## Work item
Reading the data below, count the lines that carry the string "icon". Give nothing but the count.

(Dataset rows describing interfaces)
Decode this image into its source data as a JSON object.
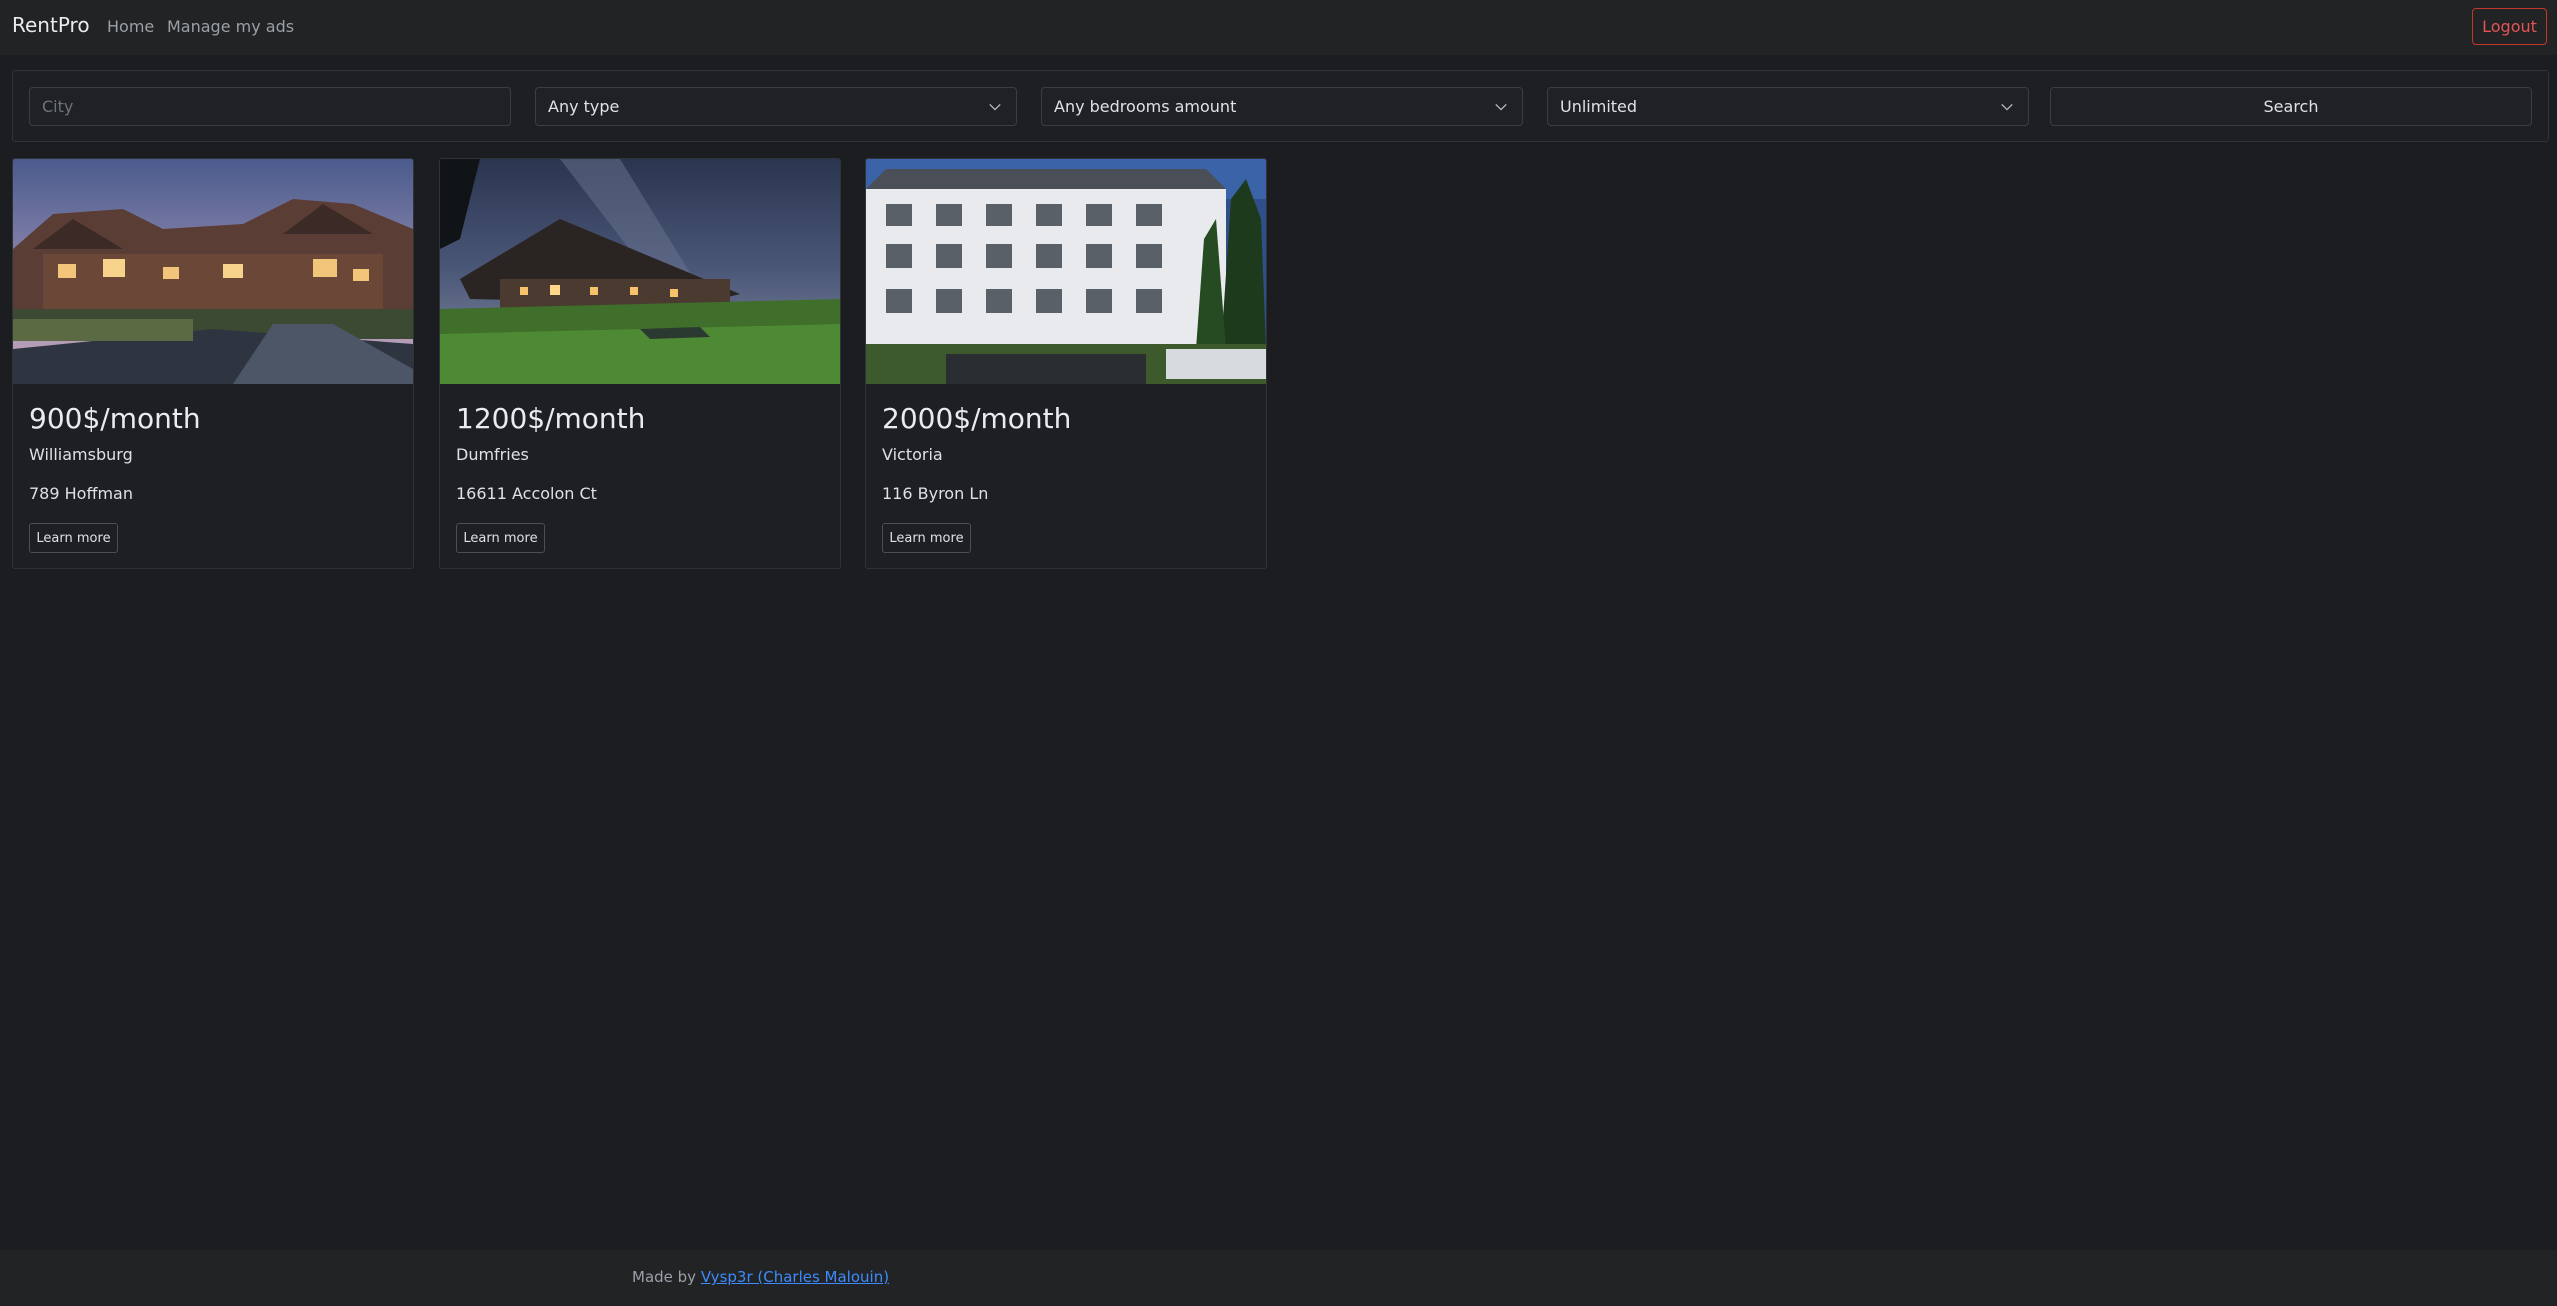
{
  "navbar": {
    "brand": "RentPro",
    "links": [
      "Home",
      "Manage my ads"
    ],
    "logout_label": "Logout",
    "logout_color": "#dc3545"
  },
  "filters": {
    "city_placeholder": "City",
    "type_value": "Any type",
    "bedrooms_value": "Any bedrooms amount",
    "price_value": "Unlimited",
    "search_label": "Search"
  },
  "listings": [
    {
      "price": "900$/month",
      "city": "Williamsburg",
      "address": "789 Hoffman",
      "button": "Learn more"
    },
    {
      "price": "1200$/month",
      "city": "Dumfries",
      "address": "16611 Accolon Ct",
      "button": "Learn more"
    },
    {
      "price": "2000$/month",
      "city": "Victoria",
      "address": "116 Byron Ln",
      "button": "Learn more"
    }
  ],
  "footer": {
    "prefix": "Made by ",
    "author": "Vysp3r (Charles Malouin)",
    "link_color": "#3d8bfd"
  }
}
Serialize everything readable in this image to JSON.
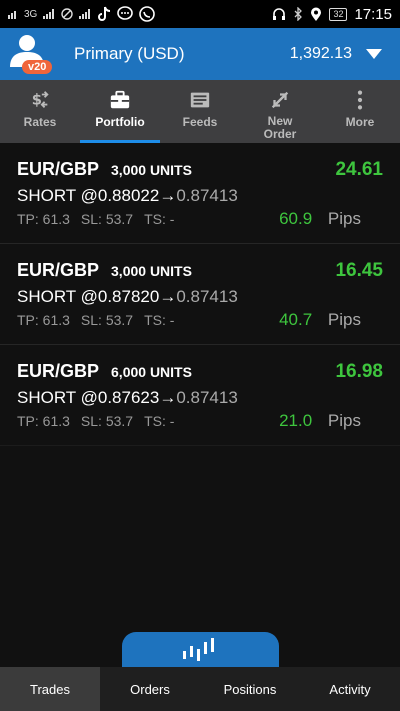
{
  "status_bar": {
    "left_text": "3G",
    "battery": "32",
    "time": "17:15"
  },
  "header": {
    "avatar_badge": "v20",
    "account_name": "Primary (USD)",
    "balance": "1,392.13"
  },
  "nav": [
    {
      "label": "Rates",
      "icon": "rates-icon"
    },
    {
      "label": "Portfolio",
      "icon": "briefcase-icon",
      "active": true
    },
    {
      "label": "Feeds",
      "icon": "feeds-icon"
    },
    {
      "label": "New Order",
      "icon": "new-order-icon"
    },
    {
      "label": "More",
      "icon": "more-icon"
    }
  ],
  "trades": [
    {
      "pair": "EUR/GBP",
      "units": "3,000 UNITS",
      "pl": "24.61",
      "side": "SHORT @",
      "open": "0.88022",
      "arrow": "→",
      "current": "0.87413",
      "tp": "TP: 61.3",
      "sl": "SL: 53.7",
      "ts": "TS: -",
      "pips_value": "60.9",
      "pips_label": "Pips"
    },
    {
      "pair": "EUR/GBP",
      "units": "3,000 UNITS",
      "pl": "16.45",
      "side": "SHORT @",
      "open": "0.87820",
      "arrow": "→",
      "current": "0.87413",
      "tp": "TP: 61.3",
      "sl": "SL: 53.7",
      "ts": "TS: -",
      "pips_value": "40.7",
      "pips_label": "Pips"
    },
    {
      "pair": "EUR/GBP",
      "units": "6,000 UNITS",
      "pl": "16.98",
      "side": "SHORT @",
      "open": "0.87623",
      "arrow": "→",
      "current": "0.87413",
      "tp": "TP: 61.3",
      "sl": "SL: 53.7",
      "ts": "TS: -",
      "pips_value": "21.0",
      "pips_label": "Pips"
    }
  ],
  "bottom_tabs": [
    {
      "label": "Trades",
      "active": true
    },
    {
      "label": "Orders"
    },
    {
      "label": "Positions"
    },
    {
      "label": "Activity"
    }
  ],
  "colors": {
    "accent": "#1e73be",
    "profit": "#3ec53e",
    "badge": "#f0653b",
    "nav_bg": "#3e3e40"
  }
}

## Solved problem
5